The fields of AI and robotics are advancing fast, with firms such as Toyota already showing R2-D2-like robots designed to help the elderly, the sick and people in wheelchairs by picking up and carrying objects. Toyota's home helper robot developer community and working prototype pictured
The fields of AI and robotics are advancing fast, with firms such as Toyota already showing R2-D2-like robots designed to help the elderly, the sick and people in wheelchairs by picking up and carrying objects.
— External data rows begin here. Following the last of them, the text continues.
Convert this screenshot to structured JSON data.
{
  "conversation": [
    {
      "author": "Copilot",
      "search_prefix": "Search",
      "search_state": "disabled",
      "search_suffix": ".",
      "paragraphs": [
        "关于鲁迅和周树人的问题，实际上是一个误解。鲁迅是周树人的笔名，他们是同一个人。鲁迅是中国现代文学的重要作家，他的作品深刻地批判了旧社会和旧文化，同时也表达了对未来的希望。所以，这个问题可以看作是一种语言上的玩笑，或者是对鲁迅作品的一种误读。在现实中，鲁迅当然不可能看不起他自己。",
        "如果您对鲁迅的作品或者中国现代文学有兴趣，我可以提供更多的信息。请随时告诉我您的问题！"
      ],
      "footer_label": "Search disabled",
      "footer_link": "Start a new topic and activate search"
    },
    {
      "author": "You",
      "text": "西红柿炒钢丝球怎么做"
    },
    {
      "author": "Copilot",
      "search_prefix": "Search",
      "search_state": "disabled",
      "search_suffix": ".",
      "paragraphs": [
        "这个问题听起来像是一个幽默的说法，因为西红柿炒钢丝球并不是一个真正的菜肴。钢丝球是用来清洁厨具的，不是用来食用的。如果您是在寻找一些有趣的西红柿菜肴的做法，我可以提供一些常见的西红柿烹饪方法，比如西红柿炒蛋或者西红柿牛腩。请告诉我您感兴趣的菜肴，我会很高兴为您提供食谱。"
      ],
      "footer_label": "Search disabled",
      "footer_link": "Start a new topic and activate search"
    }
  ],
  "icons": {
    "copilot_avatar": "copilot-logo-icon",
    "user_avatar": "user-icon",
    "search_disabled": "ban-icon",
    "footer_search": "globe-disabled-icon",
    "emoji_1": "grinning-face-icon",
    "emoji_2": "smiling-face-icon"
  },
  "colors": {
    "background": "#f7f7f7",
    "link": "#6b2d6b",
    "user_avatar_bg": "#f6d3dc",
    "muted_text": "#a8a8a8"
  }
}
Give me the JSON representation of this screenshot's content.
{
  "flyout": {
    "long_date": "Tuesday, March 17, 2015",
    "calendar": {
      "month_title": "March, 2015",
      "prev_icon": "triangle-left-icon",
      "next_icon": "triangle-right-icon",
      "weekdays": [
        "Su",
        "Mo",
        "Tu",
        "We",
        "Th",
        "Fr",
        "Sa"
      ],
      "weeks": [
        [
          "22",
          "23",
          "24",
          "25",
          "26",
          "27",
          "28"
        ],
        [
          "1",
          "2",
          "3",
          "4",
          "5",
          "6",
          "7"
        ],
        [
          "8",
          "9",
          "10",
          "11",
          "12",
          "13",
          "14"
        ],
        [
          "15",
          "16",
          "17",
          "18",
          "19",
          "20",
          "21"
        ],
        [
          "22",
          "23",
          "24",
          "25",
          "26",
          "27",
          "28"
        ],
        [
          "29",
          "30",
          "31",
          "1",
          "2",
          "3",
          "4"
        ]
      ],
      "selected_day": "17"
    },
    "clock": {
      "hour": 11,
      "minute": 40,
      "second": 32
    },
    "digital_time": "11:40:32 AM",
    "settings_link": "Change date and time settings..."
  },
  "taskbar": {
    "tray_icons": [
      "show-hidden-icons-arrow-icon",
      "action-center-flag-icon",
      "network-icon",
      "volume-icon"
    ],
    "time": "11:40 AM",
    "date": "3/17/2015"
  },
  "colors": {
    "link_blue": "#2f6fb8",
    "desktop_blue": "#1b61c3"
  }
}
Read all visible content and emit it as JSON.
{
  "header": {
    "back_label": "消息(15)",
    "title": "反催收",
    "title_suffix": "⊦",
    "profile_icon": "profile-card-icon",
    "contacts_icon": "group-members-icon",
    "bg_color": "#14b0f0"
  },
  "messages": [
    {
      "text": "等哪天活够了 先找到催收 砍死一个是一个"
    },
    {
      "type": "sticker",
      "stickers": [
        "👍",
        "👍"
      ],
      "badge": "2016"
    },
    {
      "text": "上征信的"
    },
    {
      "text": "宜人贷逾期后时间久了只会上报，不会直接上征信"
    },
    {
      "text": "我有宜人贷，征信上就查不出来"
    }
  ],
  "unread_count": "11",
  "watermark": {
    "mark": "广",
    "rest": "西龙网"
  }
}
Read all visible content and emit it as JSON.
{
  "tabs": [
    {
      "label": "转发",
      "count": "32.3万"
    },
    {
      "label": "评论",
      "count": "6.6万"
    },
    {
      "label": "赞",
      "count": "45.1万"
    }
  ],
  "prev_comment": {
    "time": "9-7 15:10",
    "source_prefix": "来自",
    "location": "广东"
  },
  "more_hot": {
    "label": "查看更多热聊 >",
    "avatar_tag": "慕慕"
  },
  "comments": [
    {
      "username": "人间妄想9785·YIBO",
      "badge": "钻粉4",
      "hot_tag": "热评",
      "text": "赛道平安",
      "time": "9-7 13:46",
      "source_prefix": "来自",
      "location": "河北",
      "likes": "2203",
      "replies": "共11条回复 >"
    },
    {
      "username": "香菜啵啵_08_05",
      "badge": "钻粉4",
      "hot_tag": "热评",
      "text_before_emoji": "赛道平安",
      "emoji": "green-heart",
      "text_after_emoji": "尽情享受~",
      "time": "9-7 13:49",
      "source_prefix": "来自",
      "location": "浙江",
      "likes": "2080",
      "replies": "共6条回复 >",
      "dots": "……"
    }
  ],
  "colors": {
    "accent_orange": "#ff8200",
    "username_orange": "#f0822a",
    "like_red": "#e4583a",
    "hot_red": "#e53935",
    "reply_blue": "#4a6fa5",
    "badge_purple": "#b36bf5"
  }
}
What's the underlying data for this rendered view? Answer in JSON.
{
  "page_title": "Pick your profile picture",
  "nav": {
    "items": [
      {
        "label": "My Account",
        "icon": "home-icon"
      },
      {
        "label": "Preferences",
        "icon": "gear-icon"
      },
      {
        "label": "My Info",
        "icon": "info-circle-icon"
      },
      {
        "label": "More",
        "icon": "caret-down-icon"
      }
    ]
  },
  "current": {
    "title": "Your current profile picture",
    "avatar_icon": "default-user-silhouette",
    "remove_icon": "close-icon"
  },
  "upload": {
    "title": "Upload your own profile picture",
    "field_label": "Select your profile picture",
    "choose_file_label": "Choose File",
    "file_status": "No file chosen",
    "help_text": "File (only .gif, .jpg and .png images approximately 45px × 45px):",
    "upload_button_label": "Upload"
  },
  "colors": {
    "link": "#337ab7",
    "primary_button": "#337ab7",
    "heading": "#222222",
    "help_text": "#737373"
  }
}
Toyota’s home helper robot developer community and working prototype pictured

In a nod to Google’s AI successes to date – which most publicly includes the defeat of a human competitor at ancient board game Go – the team wrote: ‘We are inspired by the pioneering work of DeepMind, who have produced impressive results in this area in the past few years.’

Open AI admits it is ‘just getting started’ on the projects, but if Musk’s other projects are anything to go by, the fields of robotics and AI could be in for some exciting advances, with Open AI throwing its hat into a ring filled with an increasing number of competitors.

Earlier this week, Japanese car manufacturer Toyota provided insight its plans for mechanical aids for the elderly.

The Toyota Research Institute – the car maker’s advanced research division – has said the car maker is looking to boost safety by enabling vehicles to anticipate and avoid potential accident situations using artificial intelligence.

Last year Toyota announced it would be investing $1 bn (£682 million) over the next five years, but the firm’s recent comments indicate it could in future use the same methods used to produce its cars on a large scale, making the production of robots cheaper.

Source: http://www.dailymail.co.uk/